Beginning in 2009 in Vancouver, a small team of lawyers from the federal andprovincial governments, along with a handful of allied public-interest groups, set out to provethe experts wrong and to show that there were devastating harms that inevitably flowed frompolygamys cruel arithmetic: harms to women and children, to society at large, and even to the very foundation of democracy itself. The case against polygamy would proceed for almosttwo years, and was laid out through forty-four days of trial and more than 100 witnesses.The evidence ranged from the testimony of pre-eminent academics to stark and disturbing confessions of polygamists testifying under the shield of anonymity. The eventual 357-pagedecision of the Chief Justice of the Supreme Court of British Columbia, based on (in hiswords) the most comprehensive judicial record on the subject ever produced, defied allexpectations and set the world of constitutional law back on its heels.
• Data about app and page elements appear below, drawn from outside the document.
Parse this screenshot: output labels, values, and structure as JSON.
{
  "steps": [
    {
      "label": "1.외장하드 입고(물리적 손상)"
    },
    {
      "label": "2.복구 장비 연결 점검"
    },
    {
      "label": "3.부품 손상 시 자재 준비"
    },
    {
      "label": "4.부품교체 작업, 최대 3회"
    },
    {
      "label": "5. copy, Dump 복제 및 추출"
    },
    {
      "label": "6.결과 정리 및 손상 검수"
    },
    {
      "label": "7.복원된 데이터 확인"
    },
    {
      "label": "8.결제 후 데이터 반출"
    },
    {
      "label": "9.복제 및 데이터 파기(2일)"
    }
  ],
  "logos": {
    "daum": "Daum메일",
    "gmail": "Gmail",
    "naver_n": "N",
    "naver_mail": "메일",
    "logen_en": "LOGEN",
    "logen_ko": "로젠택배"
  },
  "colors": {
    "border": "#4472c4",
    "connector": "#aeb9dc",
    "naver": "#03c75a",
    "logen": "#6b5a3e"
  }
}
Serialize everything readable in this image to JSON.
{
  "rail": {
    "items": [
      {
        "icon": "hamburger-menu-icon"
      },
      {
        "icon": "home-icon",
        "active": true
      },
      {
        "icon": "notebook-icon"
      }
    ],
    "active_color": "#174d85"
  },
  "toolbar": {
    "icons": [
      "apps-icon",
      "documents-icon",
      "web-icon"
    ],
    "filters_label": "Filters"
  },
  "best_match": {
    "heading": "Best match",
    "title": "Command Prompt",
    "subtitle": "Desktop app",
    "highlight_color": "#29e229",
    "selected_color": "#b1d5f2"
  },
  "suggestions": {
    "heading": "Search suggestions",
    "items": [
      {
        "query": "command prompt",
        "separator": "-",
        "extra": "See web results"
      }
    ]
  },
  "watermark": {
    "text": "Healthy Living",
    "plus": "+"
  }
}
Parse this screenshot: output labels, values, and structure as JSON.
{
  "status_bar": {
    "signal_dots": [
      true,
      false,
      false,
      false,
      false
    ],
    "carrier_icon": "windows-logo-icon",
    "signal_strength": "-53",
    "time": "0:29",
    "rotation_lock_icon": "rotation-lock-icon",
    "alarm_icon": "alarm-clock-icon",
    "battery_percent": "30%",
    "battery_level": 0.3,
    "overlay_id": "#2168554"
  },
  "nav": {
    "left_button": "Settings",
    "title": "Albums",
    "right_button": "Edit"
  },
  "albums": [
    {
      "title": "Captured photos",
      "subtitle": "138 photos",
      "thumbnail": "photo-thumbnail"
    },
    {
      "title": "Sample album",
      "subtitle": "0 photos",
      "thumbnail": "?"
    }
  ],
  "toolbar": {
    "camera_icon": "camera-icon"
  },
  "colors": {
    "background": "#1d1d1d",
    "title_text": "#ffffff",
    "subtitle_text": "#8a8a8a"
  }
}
This is a remarkable insiders story of a unique piece of litigation: the first trial-court constitutional reference in Canadian history. Craig Jones, lead counsel for the Attorney General of British Columbia, describes the argument he and his colleagues developed against polygamy, drawing from fields as diverse as anthropology, history, economics, and evolutionary psychology. Yet it was ultimately the testimony of real people that showed how the theoretical harms of polygamys cruel arithmetic played out upon its victims.
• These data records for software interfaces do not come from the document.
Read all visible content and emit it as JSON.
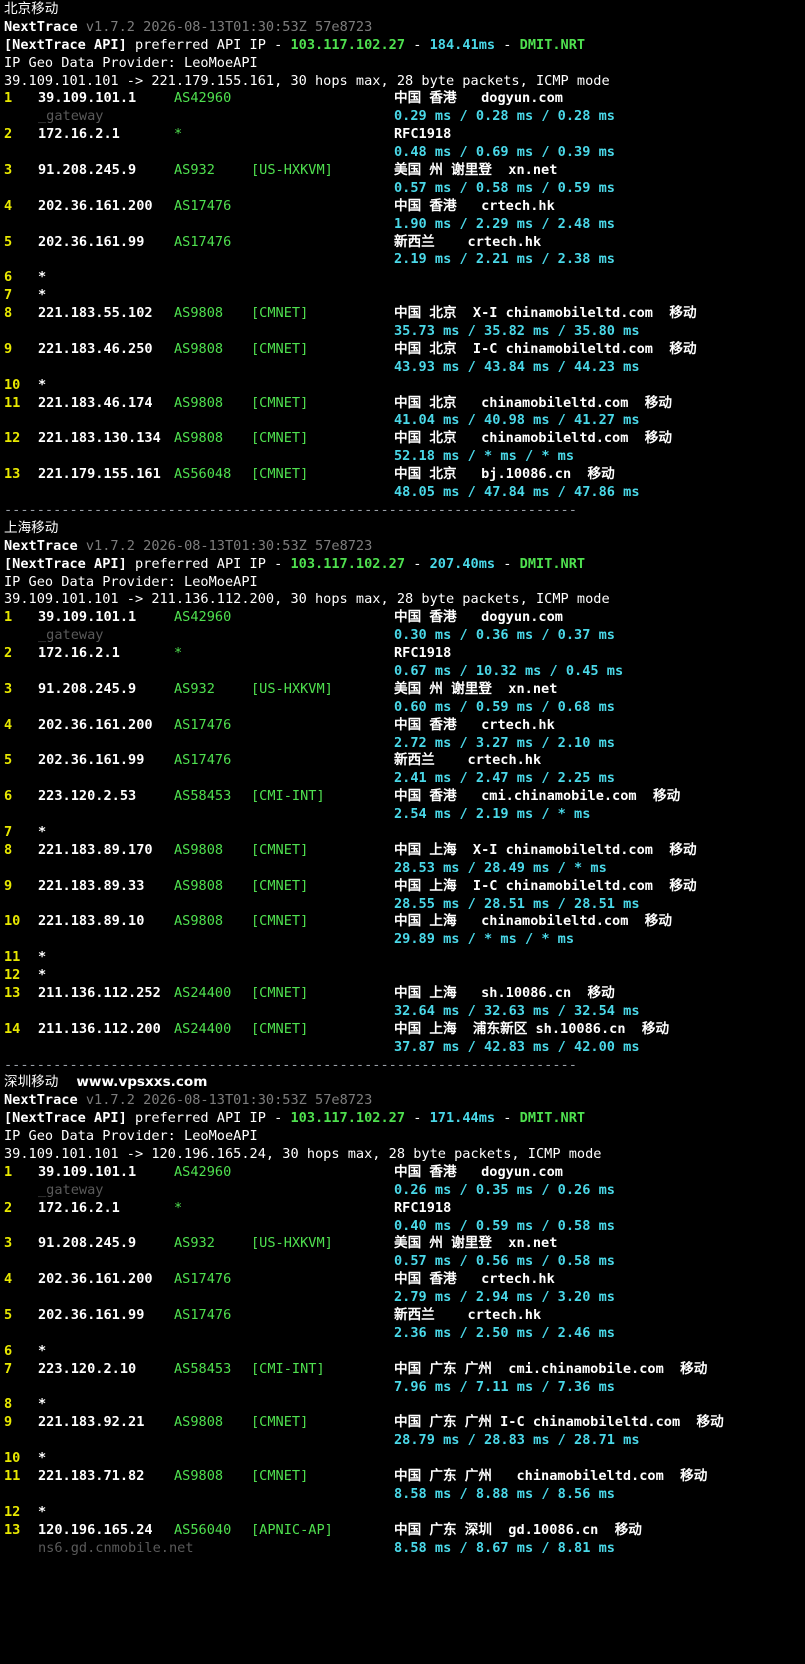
{
  "traces": [
    {
      "title": "北京移动",
      "header_app": "NextTrace",
      "header_version": "v1.7.2 2026-08-13T01:30:53Z 57e8723",
      "api_label": "[NextTrace API]",
      "api_text": " preferred API IP - ",
      "api_ip": "103.117.102.27",
      "api_sep": " - ",
      "api_ms": "184.41ms",
      "api_node": "DMIT.NRT",
      "geo_provider": "IP Geo Data Provider: LeoMoeAPI",
      "route": "39.109.101.101 -> 221.179.155.161, 30 hops max, 28 byte packets, ICMP mode",
      "hops": [
        {
          "n": "1",
          "ip": "39.109.101.1",
          "asn": "AS42960",
          "tag": "",
          "geo": "中国 香港   dogyun.com",
          "rtt": "0.29 ms / 0.28 ms / 0.28 ms",
          "gw": "_gateway"
        },
        {
          "n": "2",
          "ip": "172.16.2.1",
          "asn": "*",
          "tag": "",
          "geo": "RFC1918",
          "rtt": "0.48 ms / 0.69 ms / 0.39 ms"
        },
        {
          "n": "3",
          "ip": "91.208.245.9",
          "asn": "AS932",
          "tag": "[US-HXKVM]",
          "geo": "美国 州 谢里登  xn.net",
          "rtt": "0.57 ms / 0.58 ms / 0.59 ms"
        },
        {
          "n": "4",
          "ip": "202.36.161.200",
          "asn": "AS17476",
          "tag": "",
          "geo": "中国 香港   crtech.hk",
          "rtt": "1.90 ms / 2.29 ms / 2.48 ms"
        },
        {
          "n": "5",
          "ip": "202.36.161.99",
          "asn": "AS17476",
          "tag": "",
          "geo": "新西兰    crtech.hk",
          "rtt": "2.19 ms / 2.21 ms / 2.38 ms"
        },
        {
          "n": "6",
          "ip": "*",
          "asn": "",
          "tag": "",
          "geo": "",
          "rtt": ""
        },
        {
          "n": "7",
          "ip": "*",
          "asn": "",
          "tag": "",
          "geo": "",
          "rtt": ""
        },
        {
          "n": "8",
          "ip": "221.183.55.102",
          "asn": "AS9808",
          "tag": "[CMNET]",
          "geo": "中国 北京  X-I chinamobileltd.com  移动",
          "rtt": "35.73 ms / 35.82 ms / 35.80 ms"
        },
        {
          "n": "9",
          "ip": "221.183.46.250",
          "asn": "AS9808",
          "tag": "[CMNET]",
          "geo": "中国 北京  I-C chinamobileltd.com  移动",
          "rtt": "43.93 ms / 43.84 ms / 44.23 ms"
        },
        {
          "n": "10",
          "ip": "*",
          "asn": "",
          "tag": "",
          "geo": "",
          "rtt": ""
        },
        {
          "n": "11",
          "ip": "221.183.46.174",
          "asn": "AS9808",
          "tag": "[CMNET]",
          "geo": "中国 北京   chinamobileltd.com  移动",
          "rtt": "41.04 ms / 40.98 ms / 41.27 ms"
        },
        {
          "n": "12",
          "ip": "221.183.130.134",
          "asn": "AS9808",
          "tag": "[CMNET]",
          "geo": "中国 北京   chinamobileltd.com  移动",
          "rtt": "52.18 ms / * ms / * ms"
        },
        {
          "n": "13",
          "ip": "221.179.155.161",
          "asn": "AS56048",
          "tag": "[CMNET]",
          "geo": "中国 北京   bj.10086.cn  移动",
          "rtt": "48.05 ms / 47.84 ms / 47.86 ms"
        }
      ]
    },
    {
      "title": "上海移动",
      "header_app": "NextTrace",
      "header_version": "v1.7.2 2026-08-13T01:30:53Z 57e8723",
      "api_label": "[NextTrace API]",
      "api_text": " preferred API IP - ",
      "api_ip": "103.117.102.27",
      "api_sep": " - ",
      "api_ms": "207.40ms",
      "api_node": "DMIT.NRT",
      "geo_provider": "IP Geo Data Provider: LeoMoeAPI",
      "route": "39.109.101.101 -> 211.136.112.200, 30 hops max, 28 byte packets, ICMP mode",
      "hops": [
        {
          "n": "1",
          "ip": "39.109.101.1",
          "asn": "AS42960",
          "tag": "",
          "geo": "中国 香港   dogyun.com",
          "rtt": "0.30 ms / 0.36 ms / 0.37 ms",
          "gw": "_gateway"
        },
        {
          "n": "2",
          "ip": "172.16.2.1",
          "asn": "*",
          "tag": "",
          "geo": "RFC1918",
          "rtt": "0.67 ms / 10.32 ms / 0.45 ms"
        },
        {
          "n": "3",
          "ip": "91.208.245.9",
          "asn": "AS932",
          "tag": "[US-HXKVM]",
          "geo": "美国 州 谢里登  xn.net",
          "rtt": "0.60 ms / 0.59 ms / 0.68 ms"
        },
        {
          "n": "4",
          "ip": "202.36.161.200",
          "asn": "AS17476",
          "tag": "",
          "geo": "中国 香港   crtech.hk",
          "rtt": "2.72 ms / 3.27 ms / 2.10 ms"
        },
        {
          "n": "5",
          "ip": "202.36.161.99",
          "asn": "AS17476",
          "tag": "",
          "geo": "新西兰    crtech.hk",
          "rtt": "2.41 ms / 2.47 ms / 2.25 ms"
        },
        {
          "n": "6",
          "ip": "223.120.2.53",
          "asn": "AS58453",
          "tag": "[CMI-INT]",
          "geo": "中国 香港   cmi.chinamobile.com  移动",
          "rtt": "2.54 ms / 2.19 ms / * ms"
        },
        {
          "n": "7",
          "ip": "*",
          "asn": "",
          "tag": "",
          "geo": "",
          "rtt": ""
        },
        {
          "n": "8",
          "ip": "221.183.89.170",
          "asn": "AS9808",
          "tag": "[CMNET]",
          "geo": "中国 上海  X-I chinamobileltd.com  移动",
          "rtt": "28.53 ms / 28.49 ms / * ms"
        },
        {
          "n": "9",
          "ip": "221.183.89.33",
          "asn": "AS9808",
          "tag": "[CMNET]",
          "geo": "中国 上海  I-C chinamobileltd.com  移动",
          "rtt": "28.55 ms / 28.51 ms / 28.51 ms"
        },
        {
          "n": "10",
          "ip": "221.183.89.10",
          "asn": "AS9808",
          "tag": "[CMNET]",
          "geo": "中国 上海   chinamobileltd.com  移动",
          "rtt": "29.89 ms / * ms / * ms"
        },
        {
          "n": "11",
          "ip": "*",
          "asn": "",
          "tag": "",
          "geo": "",
          "rtt": ""
        },
        {
          "n": "12",
          "ip": "*",
          "asn": "",
          "tag": "",
          "geo": "",
          "rtt": ""
        },
        {
          "n": "13",
          "ip": "211.136.112.252",
          "asn": "AS24400",
          "tag": "[CMNET]",
          "geo": "中国 上海   sh.10086.cn  移动",
          "rtt": "32.64 ms / 32.63 ms / 32.54 ms"
        },
        {
          "n": "14",
          "ip": "211.136.112.200",
          "asn": "AS24400",
          "tag": "[CMNET]",
          "geo": "中国 上海  浦东新区 sh.10086.cn  移动",
          "rtt": "37.87 ms / 42.83 ms / 42.00 ms"
        }
      ]
    },
    {
      "title": "深圳移动",
      "watermark": "www.vpsxxs.com",
      "header_app": "NextTrace",
      "header_version": "v1.7.2 2026-08-13T01:30:53Z 57e8723",
      "api_label": "[NextTrace API]",
      "api_text": " preferred API IP - ",
      "api_ip": "103.117.102.27",
      "api_sep": " - ",
      "api_ms": "171.44ms",
      "api_node": "DMIT.NRT",
      "geo_provider": "IP Geo Data Provider: LeoMoeAPI",
      "route": "39.109.101.101 -> 120.196.165.24, 30 hops max, 28 byte packets, ICMP mode",
      "hops": [
        {
          "n": "1",
          "ip": "39.109.101.1",
          "asn": "AS42960",
          "tag": "",
          "geo": "中国 香港   dogyun.com",
          "rtt": "0.26 ms / 0.35 ms / 0.26 ms",
          "gw": "_gateway"
        },
        {
          "n": "2",
          "ip": "172.16.2.1",
          "asn": "*",
          "tag": "",
          "geo": "RFC1918",
          "rtt": "0.40 ms / 0.59 ms / 0.58 ms"
        },
        {
          "n": "3",
          "ip": "91.208.245.9",
          "asn": "AS932",
          "tag": "[US-HXKVM]",
          "geo": "美国 州 谢里登  xn.net",
          "rtt": "0.57 ms / 0.56 ms / 0.58 ms"
        },
        {
          "n": "4",
          "ip": "202.36.161.200",
          "asn": "AS17476",
          "tag": "",
          "geo": "中国 香港   crtech.hk",
          "rtt": "2.79 ms / 2.94 ms / 3.20 ms"
        },
        {
          "n": "5",
          "ip": "202.36.161.99",
          "asn": "AS17476",
          "tag": "",
          "geo": "新西兰    crtech.hk",
          "rtt": "2.36 ms / 2.50 ms / 2.46 ms"
        },
        {
          "n": "6",
          "ip": "*",
          "asn": "",
          "tag": "",
          "geo": "",
          "rtt": ""
        },
        {
          "n": "7",
          "ip": "223.120.2.10",
          "asn": "AS58453",
          "tag": "[CMI-INT]",
          "geo": "中国 广东 广州  cmi.chinamobile.com  移动",
          "rtt": "7.96 ms / 7.11 ms / 7.36 ms"
        },
        {
          "n": "8",
          "ip": "*",
          "asn": "",
          "tag": "",
          "geo": "",
          "rtt": ""
        },
        {
          "n": "9",
          "ip": "221.183.92.21",
          "asn": "AS9808",
          "tag": "[CMNET]",
          "geo": "中国 广东 广州 I-C chinamobileltd.com  移动",
          "rtt": "28.79 ms / 28.83 ms / 28.71 ms"
        },
        {
          "n": "10",
          "ip": "*",
          "asn": "",
          "tag": "",
          "geo": "",
          "rtt": ""
        },
        {
          "n": "11",
          "ip": "221.183.71.82",
          "asn": "AS9808",
          "tag": "[CMNET]",
          "geo": "中国 广东 广州   chinamobileltd.com  移动",
          "rtt": "8.58 ms / 8.88 ms / 8.56 ms"
        },
        {
          "n": "12",
          "ip": "*",
          "asn": "",
          "tag": "",
          "geo": "",
          "rtt": ""
        },
        {
          "n": "13",
          "ip": "120.196.165.24",
          "asn": "AS56040",
          "tag": "[APNIC-AP]",
          "geo": "中国 广东 深圳  gd.10086.cn  移动",
          "rtt": "8.58 ms / 8.67 ms / 8.81 ms",
          "gw": "ns6.gd.cnmobile.net"
        }
      ]
    }
  ],
  "separator": "----------------------------------------------------------------------"
}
A Cruel Arithmetic describes how the authors own views evolved from scepticism to a committed belief in the campaign against polygamy. This book is also an invitation toCanadians across political, philosophical, and religious spectrums to exercise their curiousity, approach the issue with an open mind, and follow along as the evidence converges to its powerful and surprising conclusion.